In practice, though, a typical installment of Pluggers features cloying, Family-Circus-style sentimental humor, with accents of jingoism, luddism, and death obsession. Basically, it’s like your terrible grandma rendered in comic strip form. I’ve put together a quick album here that should get you acquainted with the unique (and awful) sensibility of Pluggers in just a few strips.
As you can see, the strip’s worst aspect (well, one of its worst aspects) is its support of prideful ignorance. I’ve estimated that 43% of all Pluggers cartoons feature some bear-man or chicken-lady staring confusedly at something newfangled and scary. Check out that be-sweatered man-dog in the comic above. He certainly doesn’t “live for the latest trend!” He doesn’t even know who those people are!
Previously in this feature, I’ve written about how dangerous it is for writers to try to use musical pop culture references as a way to establish how “cool” or “awesome” a particular character is. Here, Brookins is trying to do something similar. He’s name-dropping real but relatively obscure people to establish a character’s ignorance of them, and in turn, that character’s plugger-cred. For most readers of the strip, Brookins’s attempt was likely successful (partially because one of the names is misspelled, and the other is not a person, but a television show).
But, for people that are familiar with the people referenced above, the effect is just strange. It’s clear that Brookins (or possibly Brenda Paog) looked through a list of Tonight Show guests for some week2 and just wrote down some names that were unfamiliar, but it’s still weird to a strip like this reference someone like Jamie Lidell. That’s obscure overkill for Pluggers. It’s like if Mark Trail suddenly ran into Wolves in the Throne Room while walking in the woods.3 Yet, it doesn’t make the reader think differently about the character, or his lack of musical knowledge. That man-dog still just seems like someone’s grandpa who just doesn’t get what the kids are into these days.

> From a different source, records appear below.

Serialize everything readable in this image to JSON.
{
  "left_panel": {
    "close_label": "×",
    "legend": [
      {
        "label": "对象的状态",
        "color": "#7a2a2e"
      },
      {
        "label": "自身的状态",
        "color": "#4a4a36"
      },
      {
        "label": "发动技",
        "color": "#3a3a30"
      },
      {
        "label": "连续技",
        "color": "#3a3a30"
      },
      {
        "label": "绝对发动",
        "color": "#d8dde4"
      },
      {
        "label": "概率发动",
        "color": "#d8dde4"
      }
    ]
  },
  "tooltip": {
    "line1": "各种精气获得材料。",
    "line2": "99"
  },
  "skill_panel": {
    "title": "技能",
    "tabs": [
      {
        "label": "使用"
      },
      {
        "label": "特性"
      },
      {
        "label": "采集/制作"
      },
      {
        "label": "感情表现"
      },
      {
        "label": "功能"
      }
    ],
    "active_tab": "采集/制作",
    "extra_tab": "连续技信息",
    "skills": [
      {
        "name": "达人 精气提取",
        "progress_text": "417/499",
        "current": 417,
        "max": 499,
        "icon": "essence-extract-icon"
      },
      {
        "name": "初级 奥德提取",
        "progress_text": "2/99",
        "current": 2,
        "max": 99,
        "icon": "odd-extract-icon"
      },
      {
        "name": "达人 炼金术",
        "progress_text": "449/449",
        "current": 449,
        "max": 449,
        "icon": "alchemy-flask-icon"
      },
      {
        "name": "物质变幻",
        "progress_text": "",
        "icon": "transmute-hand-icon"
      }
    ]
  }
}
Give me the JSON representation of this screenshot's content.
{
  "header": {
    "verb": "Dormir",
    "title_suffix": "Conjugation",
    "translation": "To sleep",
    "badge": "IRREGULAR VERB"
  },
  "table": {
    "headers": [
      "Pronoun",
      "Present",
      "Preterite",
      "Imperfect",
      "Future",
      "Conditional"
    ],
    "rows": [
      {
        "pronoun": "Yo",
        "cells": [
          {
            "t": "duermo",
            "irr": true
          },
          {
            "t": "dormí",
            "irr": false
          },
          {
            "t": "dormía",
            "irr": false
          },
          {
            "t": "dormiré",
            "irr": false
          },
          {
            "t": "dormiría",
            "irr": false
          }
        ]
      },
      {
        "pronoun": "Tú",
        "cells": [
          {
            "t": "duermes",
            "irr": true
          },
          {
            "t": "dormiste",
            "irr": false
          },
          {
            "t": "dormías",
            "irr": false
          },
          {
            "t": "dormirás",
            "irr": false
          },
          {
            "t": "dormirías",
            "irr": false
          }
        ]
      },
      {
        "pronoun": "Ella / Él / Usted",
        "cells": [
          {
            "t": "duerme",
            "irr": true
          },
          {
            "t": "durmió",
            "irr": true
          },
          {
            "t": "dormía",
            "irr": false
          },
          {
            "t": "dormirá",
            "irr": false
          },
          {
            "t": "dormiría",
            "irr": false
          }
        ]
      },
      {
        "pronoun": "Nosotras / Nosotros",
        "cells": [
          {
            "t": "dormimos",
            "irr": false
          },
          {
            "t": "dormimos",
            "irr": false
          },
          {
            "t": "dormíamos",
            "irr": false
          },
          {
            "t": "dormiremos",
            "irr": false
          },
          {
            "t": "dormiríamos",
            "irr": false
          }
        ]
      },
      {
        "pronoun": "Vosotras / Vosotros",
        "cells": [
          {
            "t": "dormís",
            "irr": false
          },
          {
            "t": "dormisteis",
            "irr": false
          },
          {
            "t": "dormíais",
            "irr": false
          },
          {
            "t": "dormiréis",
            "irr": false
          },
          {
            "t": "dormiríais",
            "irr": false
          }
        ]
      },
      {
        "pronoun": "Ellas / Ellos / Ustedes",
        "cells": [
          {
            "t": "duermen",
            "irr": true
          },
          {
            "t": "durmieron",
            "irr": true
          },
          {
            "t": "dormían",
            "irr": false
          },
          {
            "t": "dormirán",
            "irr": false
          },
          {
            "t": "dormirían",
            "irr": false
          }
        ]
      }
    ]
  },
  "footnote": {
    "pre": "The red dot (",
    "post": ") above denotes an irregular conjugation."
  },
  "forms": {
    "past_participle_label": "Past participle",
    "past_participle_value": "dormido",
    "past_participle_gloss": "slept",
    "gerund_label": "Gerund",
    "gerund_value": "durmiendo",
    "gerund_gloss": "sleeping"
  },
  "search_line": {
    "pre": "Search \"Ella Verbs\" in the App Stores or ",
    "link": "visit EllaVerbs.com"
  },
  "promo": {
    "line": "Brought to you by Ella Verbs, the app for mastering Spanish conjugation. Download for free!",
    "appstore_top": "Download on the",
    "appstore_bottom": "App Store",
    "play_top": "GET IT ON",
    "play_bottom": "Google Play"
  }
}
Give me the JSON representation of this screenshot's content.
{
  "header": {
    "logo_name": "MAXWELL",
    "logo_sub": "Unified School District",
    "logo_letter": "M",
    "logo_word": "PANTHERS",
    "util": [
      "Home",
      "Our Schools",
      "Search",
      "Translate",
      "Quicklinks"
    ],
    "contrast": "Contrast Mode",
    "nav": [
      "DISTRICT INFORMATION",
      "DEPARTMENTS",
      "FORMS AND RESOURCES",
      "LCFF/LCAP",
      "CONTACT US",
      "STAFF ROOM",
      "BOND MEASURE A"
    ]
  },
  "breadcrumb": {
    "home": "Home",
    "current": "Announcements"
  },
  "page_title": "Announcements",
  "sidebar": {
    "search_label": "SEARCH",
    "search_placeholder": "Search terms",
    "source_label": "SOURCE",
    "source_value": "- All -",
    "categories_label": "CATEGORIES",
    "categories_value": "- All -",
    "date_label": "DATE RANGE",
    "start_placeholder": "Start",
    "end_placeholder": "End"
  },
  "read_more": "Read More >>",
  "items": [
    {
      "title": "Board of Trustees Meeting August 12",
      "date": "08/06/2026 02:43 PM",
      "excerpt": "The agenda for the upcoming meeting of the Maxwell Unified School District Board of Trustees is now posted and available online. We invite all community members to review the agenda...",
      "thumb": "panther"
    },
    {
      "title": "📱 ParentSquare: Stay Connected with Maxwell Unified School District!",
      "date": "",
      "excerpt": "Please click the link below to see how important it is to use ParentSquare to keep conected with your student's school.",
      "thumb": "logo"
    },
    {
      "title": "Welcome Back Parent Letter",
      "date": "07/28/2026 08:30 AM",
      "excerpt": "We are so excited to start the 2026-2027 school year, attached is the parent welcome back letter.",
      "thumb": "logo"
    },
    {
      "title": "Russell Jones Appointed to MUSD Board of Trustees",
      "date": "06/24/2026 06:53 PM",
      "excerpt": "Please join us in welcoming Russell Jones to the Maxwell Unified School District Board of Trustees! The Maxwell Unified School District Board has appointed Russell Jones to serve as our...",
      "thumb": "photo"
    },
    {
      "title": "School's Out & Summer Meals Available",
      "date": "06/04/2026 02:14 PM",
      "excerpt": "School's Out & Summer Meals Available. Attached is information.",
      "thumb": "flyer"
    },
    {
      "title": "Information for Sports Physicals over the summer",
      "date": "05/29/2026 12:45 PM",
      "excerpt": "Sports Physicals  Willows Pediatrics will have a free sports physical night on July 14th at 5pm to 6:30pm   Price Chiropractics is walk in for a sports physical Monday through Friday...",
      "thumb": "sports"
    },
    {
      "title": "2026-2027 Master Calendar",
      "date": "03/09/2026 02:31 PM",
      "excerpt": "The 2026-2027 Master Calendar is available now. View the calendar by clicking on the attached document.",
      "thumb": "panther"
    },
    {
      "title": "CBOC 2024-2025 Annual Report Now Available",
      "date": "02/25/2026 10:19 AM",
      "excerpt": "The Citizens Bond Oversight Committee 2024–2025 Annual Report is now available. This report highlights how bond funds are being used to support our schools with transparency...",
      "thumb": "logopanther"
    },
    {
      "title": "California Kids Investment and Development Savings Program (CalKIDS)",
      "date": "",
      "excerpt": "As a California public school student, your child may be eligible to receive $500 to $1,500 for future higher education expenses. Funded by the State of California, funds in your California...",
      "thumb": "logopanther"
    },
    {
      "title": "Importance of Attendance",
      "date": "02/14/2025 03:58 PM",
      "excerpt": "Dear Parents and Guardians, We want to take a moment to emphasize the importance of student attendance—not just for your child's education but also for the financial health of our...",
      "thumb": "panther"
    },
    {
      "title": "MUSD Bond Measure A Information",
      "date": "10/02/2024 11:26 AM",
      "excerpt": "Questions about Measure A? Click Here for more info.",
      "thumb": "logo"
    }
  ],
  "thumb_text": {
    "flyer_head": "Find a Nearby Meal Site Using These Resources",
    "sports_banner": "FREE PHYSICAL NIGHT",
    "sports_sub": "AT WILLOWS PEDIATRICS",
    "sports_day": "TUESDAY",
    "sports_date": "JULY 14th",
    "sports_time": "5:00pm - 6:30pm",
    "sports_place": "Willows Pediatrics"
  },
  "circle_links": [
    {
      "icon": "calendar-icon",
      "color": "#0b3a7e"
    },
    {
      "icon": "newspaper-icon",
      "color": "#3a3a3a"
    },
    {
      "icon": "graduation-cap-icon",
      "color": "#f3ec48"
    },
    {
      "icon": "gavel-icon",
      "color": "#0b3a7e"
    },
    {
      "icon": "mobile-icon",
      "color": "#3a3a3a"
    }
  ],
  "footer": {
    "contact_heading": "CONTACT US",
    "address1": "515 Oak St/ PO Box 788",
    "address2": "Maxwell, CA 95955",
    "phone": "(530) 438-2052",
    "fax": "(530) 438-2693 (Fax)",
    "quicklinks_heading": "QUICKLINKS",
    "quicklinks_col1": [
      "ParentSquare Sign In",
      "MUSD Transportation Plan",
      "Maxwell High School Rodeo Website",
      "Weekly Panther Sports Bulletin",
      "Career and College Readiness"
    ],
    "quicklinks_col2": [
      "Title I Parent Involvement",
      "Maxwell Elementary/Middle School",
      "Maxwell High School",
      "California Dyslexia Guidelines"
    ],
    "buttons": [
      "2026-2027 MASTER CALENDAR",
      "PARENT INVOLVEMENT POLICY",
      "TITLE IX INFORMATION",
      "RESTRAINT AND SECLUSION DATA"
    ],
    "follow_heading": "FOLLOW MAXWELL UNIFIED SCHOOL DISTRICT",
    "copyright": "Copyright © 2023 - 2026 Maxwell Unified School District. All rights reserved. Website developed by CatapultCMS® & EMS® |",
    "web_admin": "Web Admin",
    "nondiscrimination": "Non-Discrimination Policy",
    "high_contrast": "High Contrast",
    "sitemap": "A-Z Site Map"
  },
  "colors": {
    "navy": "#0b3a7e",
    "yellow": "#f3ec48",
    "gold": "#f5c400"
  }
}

For that reason, it seems to be easier to make a character seem uncool via a lack of musical awareness than it is to make a character seem cool by name-dropping bands.
1. Along with Little Britain and Michael Cerra Cera